It's not hard to be a fan of Alpine ski racer Caroline Lalive.
During her racing career, she has shown more courage than a rodeo cowboy. She has shown the ability to bounce back like a basketball and has done it all with the heart and determination of an Olympic champion, something she has dreamed of becoming since she was a child.
While still chasing that elusive Olympic medal, she has been a member of the U.S. Ski Team for almost as long as I've known her. During that time, she has posted top international results and has been to the Winter Olympic Games twice.
But last month marked an anniversary that Lalive would just as soon forget. It's not the type of anniversary you celebrate.
The anniversary marked a year since an injury put Lalive's ski racing career on hold. It kept her out of the 2006 Winter Olympics in Italy and has kept her on the bench this season as well.
"I think this is the longest I've ever gone without ski racing," Lalive said.
So instead of amazing us all by racing down steep slopes at heart-stopping speeds, Lalive has spent this season recovering and reflecting on what it all means.
"It's scary," Lalive said. "I've spent my entire life ski racing. It's not just something that I do - It's who I am."
Last year, when Lalive was injured, she was forced to look beyond ski racing and forced to find her identity outside of the sport.
"I had to consider what life is going to be like without ski racing," she said.

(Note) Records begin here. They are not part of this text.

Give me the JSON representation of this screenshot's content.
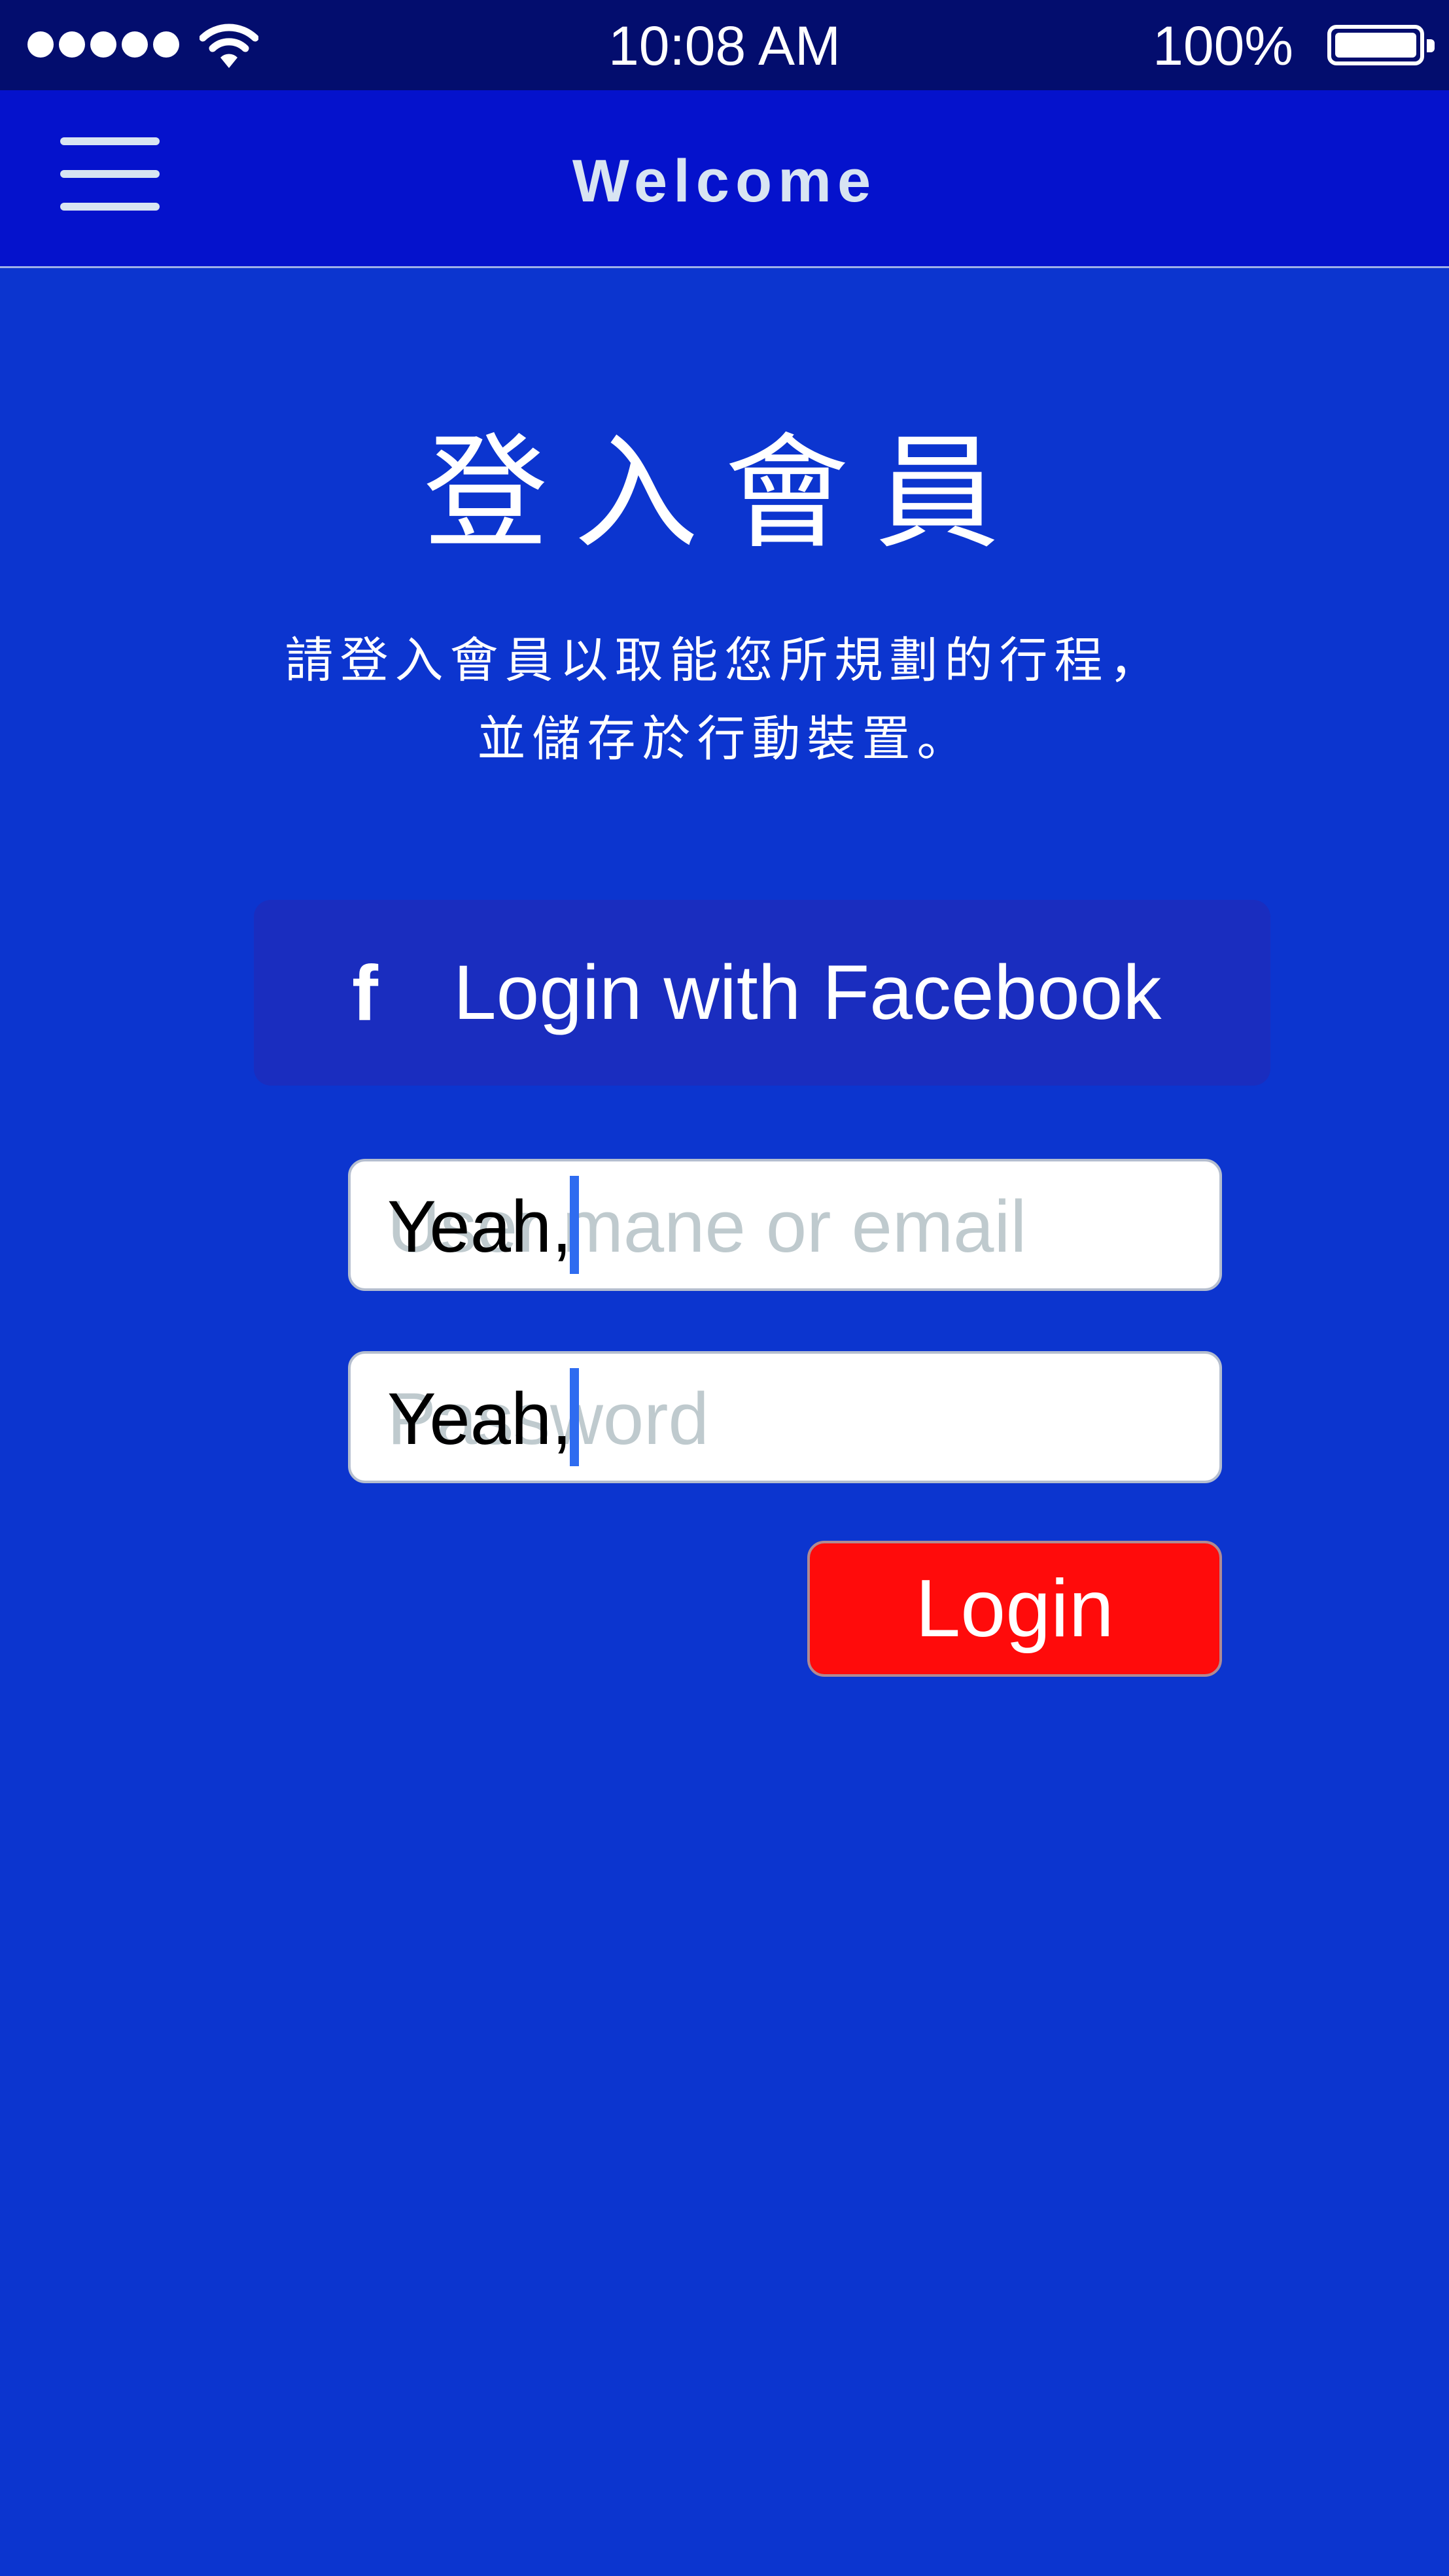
{
  "status_bar": {
    "time": "10:08 AM",
    "battery_percent": "100%",
    "battery_level": 1.0,
    "signal_bars": 5,
    "wifi_icon": "wifi-icon"
  },
  "nav": {
    "title": "Welcome",
    "menu_icon": "hamburger-menu-icon"
  },
  "main": {
    "title": "登入會員",
    "subtitle_line1": "請登入會員以取能您所規劃的行程，",
    "subtitle_line2": "並儲存於行動裝置。",
    "facebook_button": {
      "icon": "facebook-icon",
      "label": "Login with Facebook"
    },
    "username_field": {
      "placeholder": "User mane or email",
      "value": "Yeah,"
    },
    "password_field": {
      "placeholder": "Password",
      "value": "Yeah,"
    },
    "login_button": {
      "label": "Login"
    }
  },
  "colors": {
    "background": "#0C35CF",
    "status_bar": "#030D6E",
    "nav_bar": "#0512CC",
    "facebook_button": "#1A2DBF",
    "login_button": "#FF0B0B",
    "caret": "#2F6CF0"
  }
}
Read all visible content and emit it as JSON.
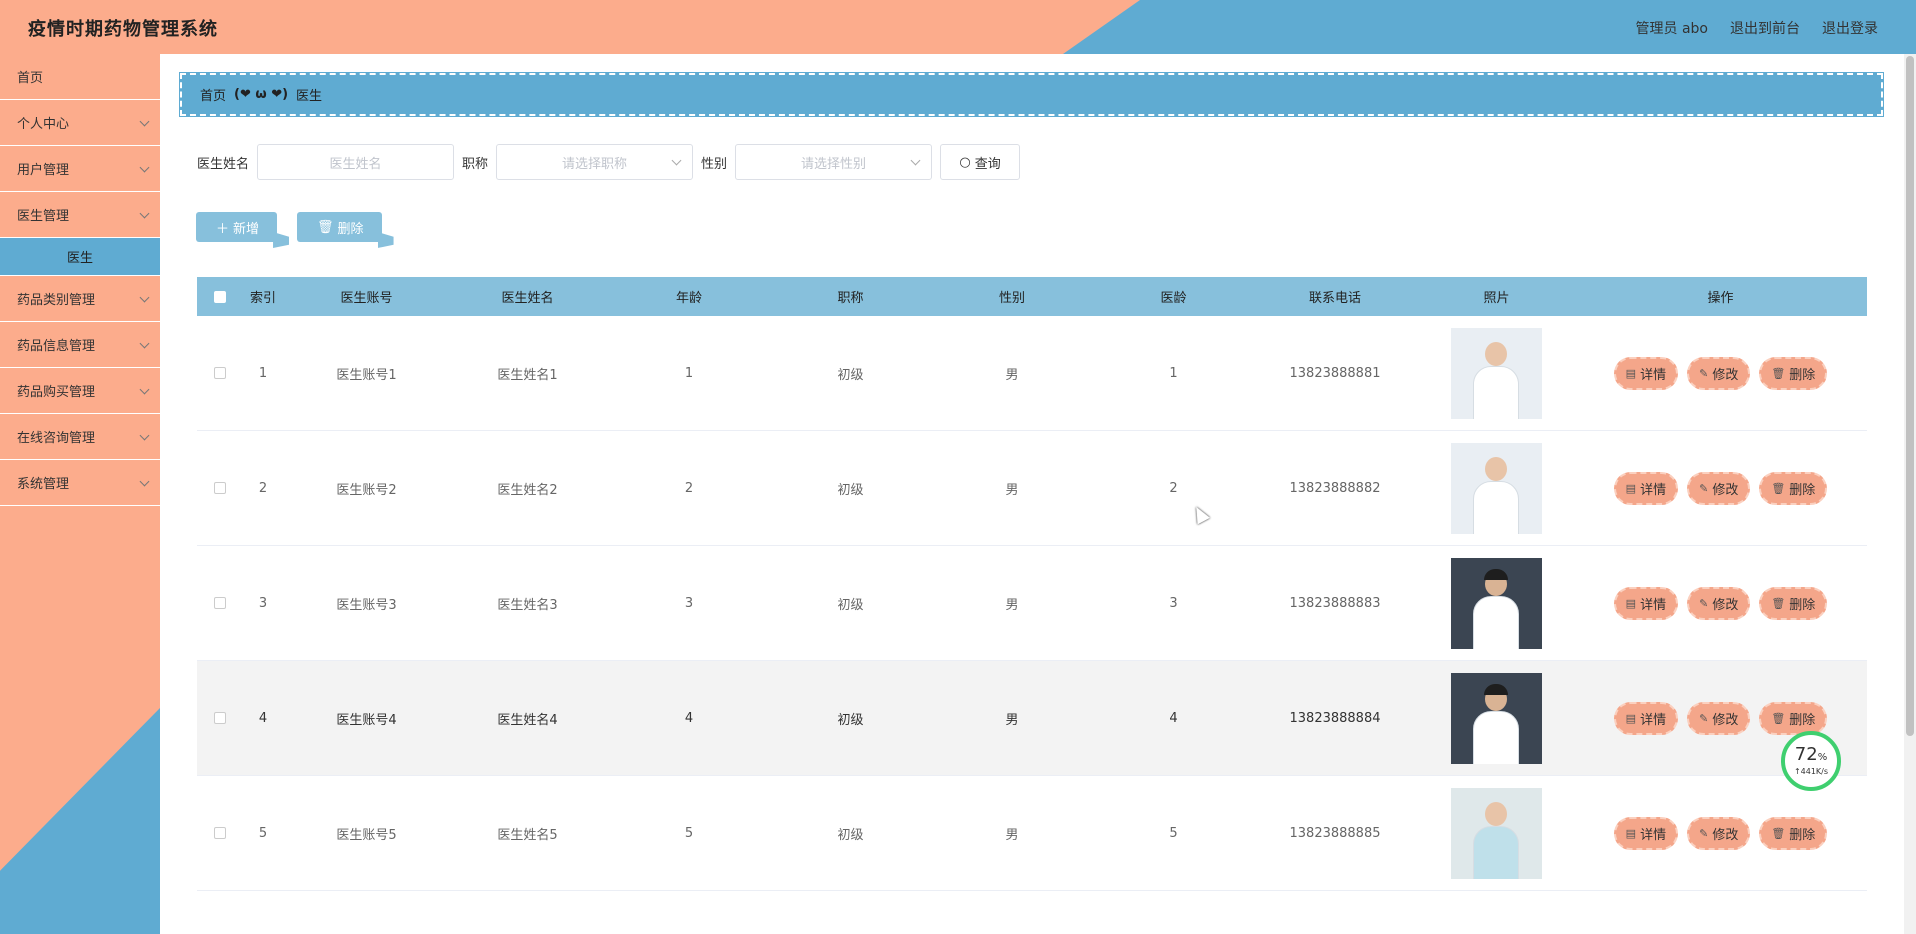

It wasn't easy for Lalive, who started skiing at the age of 2. She has lived most of her life on the slopes, and it is a huge part of who she is.
I've known Lalive as a ski racer since before she was named to the U.S. Ski Team. But it's the things she has done off the slopes that have impressed me the most.
During my career, I've learned that athletes are always polite and cheery when things are going smoothly. But if you want to see the athlete's true character, you have to talk to them at the bad times.
During the years, I've watched Lalive bounce back from a number of serious injuries, I've seen her overcome Olympic disappointment, and I've watched her do it all with a smile on her face.
After missing her third chance in 2007, she could have spent the past year sitting around sulking.
Instead, Lalive embraced the chance to expand her life outside of ski racing.
These days, she spends her time coaching at the Steamboat Springs Winter Sports Club, expanding her mind in the classroom and working to get back on the slopes.
Maybe that's one of the reasons I'll be cheering for the Steamboat Springs racer when she returns to the slopes.